→ **Exercise objective**
Filter the entries, keeping every line with the string "Data".

→ **Record extracts**
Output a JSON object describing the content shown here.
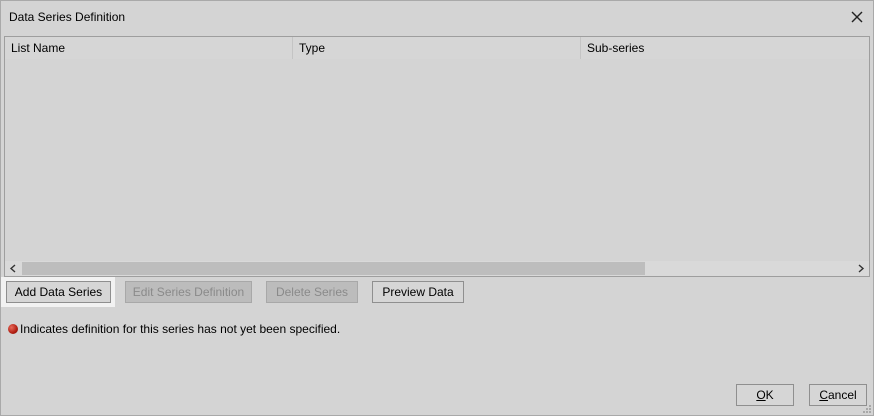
{
  "window": {
    "title": "Data Series Definition"
  },
  "grid": {
    "columns": [
      "List Name",
      "Type",
      "Sub-series"
    ]
  },
  "buttons": {
    "add_series": "Add Data Series",
    "edit_definition": "Edit Series Definition",
    "delete_series": "Delete Series",
    "preview_data": "Preview Data",
    "ok_mnemonic": "O",
    "ok_rest": "K",
    "cancel_mnemonic": "C",
    "cancel_rest": "ancel"
  },
  "legend": {
    "text": "Indicates definition for this series has not yet been specified.",
    "icon": "red-dot-icon",
    "color": "#b01e12"
  },
  "icons": {
    "close": "close-icon",
    "scroll_left": "chevron-left-icon",
    "scroll_right": "chevron-right-icon",
    "grip": "resize-grip-icon"
  }
}
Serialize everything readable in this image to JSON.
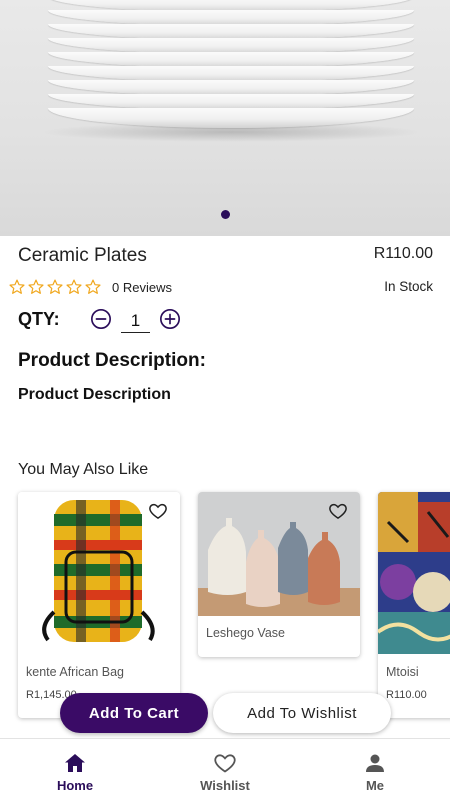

→ **Task answer**
    "title": "Data Series Definition"
    "add_series": "Add Data Series",
    "preview_data": "Preview Data",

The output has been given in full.